Frequently Asked Questions
Here are some of the frequently asked questions we receive. If you don’t find what you’re looking for, please contact us. We’re here to answer any question you have.
What purpose does a funeral serve?
The funeral ceremony is a customary way to recognize death and its finality. Funerals are recognized rituals for the living to show respect for the deceased and to help survivors begin the grief process.
Sometimes funerals bring a sense of closure, and other times they serve a purpose entirely left for you to decide. Funerals are very personal, so what you get out of the service might be unique to you and different for someone else.
What do funeral directors do?
Funeral directors are listeners, advisors, supporters, caregivers, and administrators. They make the arrangements for transportation of the body, complete all necessary paperwork, and implement the choices made by the family regarding the funeral and final disposition of the body. They have experience assisting the bereaved in coping with death. Funeral directors are trained to answer questions about grief, recognize when a person is having difficulty coping, and recommend sources of professional help. Funeral directors also link survivors with support groups at the funeral home or in the community.
Do you have to have a funeral director to bury the dead?
In most states, family members may bury their own dead, although regulations vary. However, most people find it very trying to be solely responsible for arranging the details and legal matters surrounding death. It can be a struggle handling matters after a loss, so having a funeral director on hand is very useful.
Why have a public viewing?
Viewing the body is a part of many cultural and ethnic traditions. Several grief specialists believe that seeing the body aids the grief process by helping the survivors recognize the reality and finality of death. It also expunges the possibility of regretting not having a viewing when everything is said and done.

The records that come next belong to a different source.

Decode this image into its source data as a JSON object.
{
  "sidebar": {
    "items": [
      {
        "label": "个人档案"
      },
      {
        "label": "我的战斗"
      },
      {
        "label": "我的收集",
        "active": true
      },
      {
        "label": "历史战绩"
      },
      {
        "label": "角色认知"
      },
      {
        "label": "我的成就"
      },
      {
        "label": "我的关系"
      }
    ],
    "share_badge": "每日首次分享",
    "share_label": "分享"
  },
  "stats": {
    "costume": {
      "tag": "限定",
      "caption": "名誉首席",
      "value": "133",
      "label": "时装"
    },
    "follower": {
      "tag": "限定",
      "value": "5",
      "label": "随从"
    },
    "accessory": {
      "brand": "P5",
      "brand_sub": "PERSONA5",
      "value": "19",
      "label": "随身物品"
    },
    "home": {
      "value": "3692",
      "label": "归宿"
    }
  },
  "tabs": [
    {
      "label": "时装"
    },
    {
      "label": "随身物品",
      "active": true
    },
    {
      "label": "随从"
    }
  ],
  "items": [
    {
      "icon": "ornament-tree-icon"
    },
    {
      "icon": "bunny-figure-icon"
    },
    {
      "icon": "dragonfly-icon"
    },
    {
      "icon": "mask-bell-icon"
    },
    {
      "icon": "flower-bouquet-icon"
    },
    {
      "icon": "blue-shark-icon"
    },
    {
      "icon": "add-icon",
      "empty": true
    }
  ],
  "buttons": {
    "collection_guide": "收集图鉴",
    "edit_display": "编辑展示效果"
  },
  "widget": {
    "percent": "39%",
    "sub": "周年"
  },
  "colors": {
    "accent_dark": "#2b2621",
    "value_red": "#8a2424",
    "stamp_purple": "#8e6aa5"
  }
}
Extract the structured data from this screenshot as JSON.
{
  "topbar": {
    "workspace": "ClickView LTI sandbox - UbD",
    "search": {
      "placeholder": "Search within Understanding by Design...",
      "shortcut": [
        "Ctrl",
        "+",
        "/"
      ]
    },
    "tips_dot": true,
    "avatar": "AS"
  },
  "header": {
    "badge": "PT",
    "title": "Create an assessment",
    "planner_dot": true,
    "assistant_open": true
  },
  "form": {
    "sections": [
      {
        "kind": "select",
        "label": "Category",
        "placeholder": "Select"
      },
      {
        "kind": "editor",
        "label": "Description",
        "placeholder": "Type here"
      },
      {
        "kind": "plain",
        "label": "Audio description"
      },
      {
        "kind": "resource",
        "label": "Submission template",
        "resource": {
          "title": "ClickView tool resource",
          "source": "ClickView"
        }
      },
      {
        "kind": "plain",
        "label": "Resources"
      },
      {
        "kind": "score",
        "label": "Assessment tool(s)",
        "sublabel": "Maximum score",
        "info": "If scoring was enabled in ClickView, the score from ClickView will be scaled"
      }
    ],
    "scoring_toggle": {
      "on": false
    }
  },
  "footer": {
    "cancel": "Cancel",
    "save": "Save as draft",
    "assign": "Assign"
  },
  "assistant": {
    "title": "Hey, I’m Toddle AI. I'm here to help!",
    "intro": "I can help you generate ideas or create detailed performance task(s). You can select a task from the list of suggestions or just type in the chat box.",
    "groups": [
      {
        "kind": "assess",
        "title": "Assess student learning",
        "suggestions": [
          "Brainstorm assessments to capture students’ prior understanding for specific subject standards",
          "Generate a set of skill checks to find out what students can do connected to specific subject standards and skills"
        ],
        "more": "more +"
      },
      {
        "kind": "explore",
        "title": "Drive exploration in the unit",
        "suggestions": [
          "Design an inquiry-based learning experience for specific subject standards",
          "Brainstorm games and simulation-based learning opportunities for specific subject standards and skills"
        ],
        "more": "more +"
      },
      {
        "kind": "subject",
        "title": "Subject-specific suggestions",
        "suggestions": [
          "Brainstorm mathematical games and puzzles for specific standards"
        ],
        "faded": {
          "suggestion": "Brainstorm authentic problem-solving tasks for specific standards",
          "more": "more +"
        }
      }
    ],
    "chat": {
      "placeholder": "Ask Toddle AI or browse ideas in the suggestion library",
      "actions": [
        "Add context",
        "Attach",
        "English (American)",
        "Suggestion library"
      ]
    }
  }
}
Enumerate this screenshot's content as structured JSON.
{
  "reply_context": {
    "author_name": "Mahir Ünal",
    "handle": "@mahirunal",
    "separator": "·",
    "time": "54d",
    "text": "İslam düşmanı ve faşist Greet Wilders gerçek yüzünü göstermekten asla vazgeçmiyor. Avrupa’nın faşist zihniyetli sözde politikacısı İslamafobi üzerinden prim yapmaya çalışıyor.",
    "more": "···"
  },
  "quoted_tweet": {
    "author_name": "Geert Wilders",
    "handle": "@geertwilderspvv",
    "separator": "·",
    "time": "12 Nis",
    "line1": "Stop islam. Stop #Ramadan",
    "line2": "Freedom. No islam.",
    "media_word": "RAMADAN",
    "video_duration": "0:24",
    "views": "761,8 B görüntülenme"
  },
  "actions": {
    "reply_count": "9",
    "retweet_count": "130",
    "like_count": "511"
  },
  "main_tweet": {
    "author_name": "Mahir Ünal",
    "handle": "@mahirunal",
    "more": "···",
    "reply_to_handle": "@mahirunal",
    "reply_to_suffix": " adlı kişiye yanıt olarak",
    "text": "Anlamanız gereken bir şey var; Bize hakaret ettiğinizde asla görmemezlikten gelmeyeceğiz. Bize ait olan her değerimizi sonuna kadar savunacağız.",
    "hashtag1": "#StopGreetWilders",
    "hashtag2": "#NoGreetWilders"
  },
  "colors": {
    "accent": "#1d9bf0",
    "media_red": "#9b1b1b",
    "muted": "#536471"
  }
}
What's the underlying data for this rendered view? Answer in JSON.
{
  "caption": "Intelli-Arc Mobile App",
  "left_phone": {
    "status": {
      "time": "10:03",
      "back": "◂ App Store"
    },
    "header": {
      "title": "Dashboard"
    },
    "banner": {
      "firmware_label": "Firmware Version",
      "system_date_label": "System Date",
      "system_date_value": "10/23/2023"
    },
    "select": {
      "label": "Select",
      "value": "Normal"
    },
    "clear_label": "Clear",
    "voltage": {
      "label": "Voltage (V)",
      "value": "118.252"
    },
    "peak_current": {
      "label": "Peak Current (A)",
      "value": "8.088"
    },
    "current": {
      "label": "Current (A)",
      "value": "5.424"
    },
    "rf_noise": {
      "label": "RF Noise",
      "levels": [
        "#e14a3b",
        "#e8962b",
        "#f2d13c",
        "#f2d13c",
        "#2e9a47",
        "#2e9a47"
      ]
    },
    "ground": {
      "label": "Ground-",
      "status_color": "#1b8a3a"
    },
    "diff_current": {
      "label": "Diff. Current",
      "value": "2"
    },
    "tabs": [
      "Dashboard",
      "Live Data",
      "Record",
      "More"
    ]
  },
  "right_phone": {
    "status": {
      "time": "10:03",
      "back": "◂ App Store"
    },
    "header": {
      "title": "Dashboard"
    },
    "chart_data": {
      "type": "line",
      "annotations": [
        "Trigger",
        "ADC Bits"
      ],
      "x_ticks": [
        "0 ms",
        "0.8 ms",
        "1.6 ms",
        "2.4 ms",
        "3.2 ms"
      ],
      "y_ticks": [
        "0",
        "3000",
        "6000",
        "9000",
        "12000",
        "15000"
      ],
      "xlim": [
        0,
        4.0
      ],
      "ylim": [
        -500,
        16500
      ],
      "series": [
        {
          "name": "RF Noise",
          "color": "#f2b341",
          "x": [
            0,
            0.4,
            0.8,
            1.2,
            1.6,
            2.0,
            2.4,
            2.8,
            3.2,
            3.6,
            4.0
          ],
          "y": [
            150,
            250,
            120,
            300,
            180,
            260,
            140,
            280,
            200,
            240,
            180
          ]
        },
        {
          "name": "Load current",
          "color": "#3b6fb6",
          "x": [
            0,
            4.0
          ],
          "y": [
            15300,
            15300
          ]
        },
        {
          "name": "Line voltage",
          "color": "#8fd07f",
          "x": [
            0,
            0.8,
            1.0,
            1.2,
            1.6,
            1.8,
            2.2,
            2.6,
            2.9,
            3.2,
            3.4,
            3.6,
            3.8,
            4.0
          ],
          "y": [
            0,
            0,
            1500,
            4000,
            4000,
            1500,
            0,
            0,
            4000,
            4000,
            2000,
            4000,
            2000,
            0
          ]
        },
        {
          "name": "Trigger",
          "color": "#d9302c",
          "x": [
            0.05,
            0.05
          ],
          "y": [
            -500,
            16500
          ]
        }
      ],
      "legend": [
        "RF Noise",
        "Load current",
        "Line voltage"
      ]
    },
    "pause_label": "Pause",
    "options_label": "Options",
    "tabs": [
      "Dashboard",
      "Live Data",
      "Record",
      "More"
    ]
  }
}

Viewing is encouraged for children as well, as long as the process is explained to them and they are not forced.
What is the purpose of embalming?
Embalming sanitizes and preserves the body. It also helps to better the appearance of a person who passed due to traumatic injury or illness. Embalming also slows the decomposition process, which allows for more time between death and funeral services. This would give you and your family more time to make arrangements that best fit your wants and needs.
Does a dead body have to be embalmed, according to law?
Ohio Law does not require embalming. However, most states require embalming when death was caused by a contagious disease, if remains are to be transported from one state to another by common carrier, or if final disposition is set to take place a certain length of time after death has occurred.
What Happens if Death Occurs Away from Home?
If your loved one dies out of town or out of state and you wish to have services here, we will make arrangements to receive the body. Likewise, if your loved one dies locally and you wish to have services out of town or out of state, we will make the arrangements with another funeral home to transport the body promptly.
We understand that an unexpected death away from home can be very traumatic, so we’re here to take care of the arrangements for you.
Is cremation a substitute for a funeral?
No, cremation is a form of disposition. Cremation can be used as an alternative to burial or entombment, and can take place after traditional services with a viewing.
Why are funerals so expensive?
When compared to other major life events like weddings and births, funerals are not expensive. According to the Better Business Bureau, the average wedding in Columbus, Ohio is roughly $27,000, but because weddings are happy events, the price is rarely criticized.
A funeral home is a 24-hour, labor-intensive business with extensive facilities (viewing rooms, chapels, hearses, limousines, reception hall, etc.). These expenses must be factored into the cost of a funeral. Furthermore, the cost of a funeral also includes the services provided by the director and staff in making the arrangements, filing the appropriate forms, dealing with doctors, ministers, florists, newspapers and others, and seeing to all the necessary details. Our funeral homes are independently owned and operated with a modest profit margin.
What should I do if the death occurs in the middle of the night or on the weekend?
A funeral director is available 24 hours a day, 7 days a week—please feel free to call us any time.
Will someone come right away?
If you request immediate assistance, yes. If you wish to spend a short time with the deceased to say goodbye, we can wait. Just call us when you’re ready.
If a loved one dies out of state, can Anthony Funeral Homes still help?
Yes, we can assist you with out-of-state arrangements, either to transfer the remains to another state or from another state.
So, I've decided on cremation. Can I still have a funeral or a viewing?
Yes, quite often some sort of viewing precedes the actual cremation. If you’d like a viewing before cremation, we can prepare the body utilizing our rental casket.
You can also have a funeral after cremation has taken place.
What government agencies help defray final expenses?
Usually, funeral directors will help gather the necessary information to apply for financial assistance from Social Security, Veterans, retirements and any others.